◆ EXCERPTED DATA ◆
*****
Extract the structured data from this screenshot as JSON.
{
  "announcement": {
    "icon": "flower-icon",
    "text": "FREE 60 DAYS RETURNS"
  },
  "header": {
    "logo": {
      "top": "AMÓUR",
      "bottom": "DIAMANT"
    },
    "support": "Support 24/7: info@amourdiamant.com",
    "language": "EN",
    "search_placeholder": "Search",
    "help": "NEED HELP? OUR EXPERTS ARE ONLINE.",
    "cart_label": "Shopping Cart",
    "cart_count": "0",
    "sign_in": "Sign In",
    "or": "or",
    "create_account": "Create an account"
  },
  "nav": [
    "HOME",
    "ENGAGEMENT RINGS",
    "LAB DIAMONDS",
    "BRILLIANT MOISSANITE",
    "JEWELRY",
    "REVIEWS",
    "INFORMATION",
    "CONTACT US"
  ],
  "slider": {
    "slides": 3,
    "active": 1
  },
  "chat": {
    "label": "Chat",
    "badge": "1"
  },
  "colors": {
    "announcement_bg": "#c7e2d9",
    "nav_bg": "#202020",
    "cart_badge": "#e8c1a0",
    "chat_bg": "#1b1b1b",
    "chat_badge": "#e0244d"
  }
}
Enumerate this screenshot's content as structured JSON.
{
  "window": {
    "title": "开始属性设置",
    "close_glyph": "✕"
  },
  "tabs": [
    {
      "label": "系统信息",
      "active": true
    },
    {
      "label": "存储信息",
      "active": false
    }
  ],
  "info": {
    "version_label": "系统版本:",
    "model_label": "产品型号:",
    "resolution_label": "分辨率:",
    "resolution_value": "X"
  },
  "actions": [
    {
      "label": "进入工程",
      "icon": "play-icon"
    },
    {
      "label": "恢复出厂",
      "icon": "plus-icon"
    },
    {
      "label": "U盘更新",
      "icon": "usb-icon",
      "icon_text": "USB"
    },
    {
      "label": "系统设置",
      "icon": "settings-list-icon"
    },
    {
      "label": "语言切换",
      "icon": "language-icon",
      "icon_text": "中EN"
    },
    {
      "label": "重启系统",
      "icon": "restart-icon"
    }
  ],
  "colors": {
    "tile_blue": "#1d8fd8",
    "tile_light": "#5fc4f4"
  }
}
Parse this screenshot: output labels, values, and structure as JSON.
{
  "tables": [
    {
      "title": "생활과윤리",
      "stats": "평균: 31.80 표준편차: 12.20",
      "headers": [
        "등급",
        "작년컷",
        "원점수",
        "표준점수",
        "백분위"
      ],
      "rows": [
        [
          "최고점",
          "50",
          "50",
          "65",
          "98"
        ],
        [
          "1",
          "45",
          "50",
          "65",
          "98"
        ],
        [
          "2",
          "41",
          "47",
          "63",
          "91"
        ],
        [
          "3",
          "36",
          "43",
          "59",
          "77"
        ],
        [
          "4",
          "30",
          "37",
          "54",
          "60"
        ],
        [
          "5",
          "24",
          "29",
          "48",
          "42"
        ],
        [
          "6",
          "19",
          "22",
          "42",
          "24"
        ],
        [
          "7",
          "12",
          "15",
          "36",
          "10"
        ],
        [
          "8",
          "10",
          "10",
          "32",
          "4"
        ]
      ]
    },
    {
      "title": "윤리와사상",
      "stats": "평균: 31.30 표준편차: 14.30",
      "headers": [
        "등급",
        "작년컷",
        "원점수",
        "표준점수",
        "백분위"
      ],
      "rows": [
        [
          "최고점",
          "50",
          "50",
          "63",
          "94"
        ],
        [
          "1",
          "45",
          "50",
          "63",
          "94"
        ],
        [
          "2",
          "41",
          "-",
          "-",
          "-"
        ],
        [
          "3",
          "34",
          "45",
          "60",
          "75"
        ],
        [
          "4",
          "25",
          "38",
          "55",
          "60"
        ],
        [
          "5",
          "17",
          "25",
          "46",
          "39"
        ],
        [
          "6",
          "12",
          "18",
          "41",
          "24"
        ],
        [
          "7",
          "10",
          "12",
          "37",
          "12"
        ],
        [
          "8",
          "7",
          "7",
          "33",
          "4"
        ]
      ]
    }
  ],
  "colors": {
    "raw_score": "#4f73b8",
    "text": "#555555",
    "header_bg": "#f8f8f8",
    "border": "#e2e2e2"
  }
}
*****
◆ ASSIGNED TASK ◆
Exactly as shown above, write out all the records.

◆ WRITTEN ANSWER ◆
Extract the structured data from this screenshot as JSON.
{
  "announcement": {
    "icon": "flower-icon",
    "text": "FREE 60 DAYS RETURNS"
  },
  "header": {
    "logo": {
      "top": "AMÓUR",
      "bottom": "DIAMANT"
    },
    "support": "Support 24/7: info@amourdiamant.com",
    "language": "EN",
    "search_placeholder": "Search",
    "help": "NEED HELP? OUR EXPERTS ARE ONLINE.",
    "cart_label": "Shopping Cart",
    "cart_count": "0",
    "sign_in": "Sign In",
    "or": "or",
    "create_account": "Create an account"
  },
  "nav": [
    "HOME",
    "ENGAGEMENT RINGS",
    "LAB DIAMONDS",
    "BRILLIANT MOISSANITE",
    "JEWELRY",
    "REVIEWS",
    "INFORMATION",
    "CONTACT US"
  ],
  "slider": {
    "slides": 3,
    "active": 1
  },
  "chat": {
    "label": "Chat",
    "badge": "1"
  },
  "colors": {
    "announcement_bg": "#c7e2d9",
    "nav_bg": "#202020",
    "cart_badge": "#e8c1a0",
    "chat_bg": "#1b1b1b",
    "chat_badge": "#e0244d"
  }
}
Enumerate this screenshot's content as structured JSON.
{
  "window": {
    "title": "开始属性设置",
    "close_glyph": "✕"
  },
  "tabs": [
    {
      "label": "系统信息",
      "active": true
    },
    {
      "label": "存储信息",
      "active": false
    }
  ],
  "info": {
    "version_label": "系统版本:",
    "model_label": "产品型号:",
    "resolution_label": "分辨率:",
    "resolution_value": "X"
  },
  "actions": [
    {
      "label": "进入工程",
      "icon": "play-icon"
    },
    {
      "label": "恢复出厂",
      "icon": "plus-icon"
    },
    {
      "label": "U盘更新",
      "icon": "usb-icon",
      "icon_text": "USB"
    },
    {
      "label": "系统设置",
      "icon": "settings-list-icon"
    },
    {
      "label": "语言切换",
      "icon": "language-icon",
      "icon_text": "中EN"
    },
    {
      "label": "重启系统",
      "icon": "restart-icon"
    }
  ],
  "colors": {
    "tile_blue": "#1d8fd8",
    "tile_light": "#5fc4f4"
  }
}
Parse this screenshot: output labels, values, and structure as JSON.
{
  "tables": [
    {
      "title": "생활과윤리",
      "stats": "평균: 31.80 표준편차: 12.20",
      "headers": [
        "등급",
        "작년컷",
        "원점수",
        "표준점수",
        "백분위"
      ],
      "rows": [
        [
          "최고점",
          "50",
          "50",
          "65",
          "98"
        ],
        [
          "1",
          "45",
          "50",
          "65",
          "98"
        ],
        [
          "2",
          "41",
          "47",
          "63",
          "91"
        ],
        [
          "3",
          "36",
          "43",
          "59",
          "77"
        ],
        [
          "4",
          "30",
          "37",
          "54",
          "60"
        ],
        [
          "5",
          "24",
          "29",
          "48",
          "42"
        ],
        [
          "6",
          "19",
          "22",
          "42",
          "24"
        ],
        [
          "7",
          "12",
          "15",
          "36",
          "10"
        ],
        [
          "8",
          "10",
          "10",
          "32",
          "4"
        ]
      ]
    },
    {
      "title": "윤리와사상",
      "stats": "평균: 31.30 표준편차: 14.30",
      "headers": [
        "등급",
        "작년컷",
        "원점수",
        "표준점수",
        "백분위"
      ],
      "rows": [
        [
          "최고점",
          "50",
          "50",
          "63",
          "94"
        ],
        [
          "1",
          "45",
          "50",
          "63",
          "94"
        ],
        [
          "2",
          "41",
          "-",
          "-",
          "-"
        ],
        [
          "3",
          "34",
          "45",
          "60",
          "75"
        ],
        [
          "4",
          "25",
          "38",
          "55",
          "60"
        ],
        [
          "5",
          "17",
          "25",
          "46",
          "39"
        ],
        [
          "6",
          "12",
          "18",
          "41",
          "24"
        ],
        [
          "7",
          "10",
          "12",
          "37",
          "12"
        ],
        [
          "8",
          "7",
          "7",
          "33",
          "4"
        ]
      ]
    }
  ],
  "colors": {
    "raw_score": "#4f73b8",
    "text": "#555555",
    "header_bg": "#f8f8f8",
    "border": "#e2e2e2"
  }
}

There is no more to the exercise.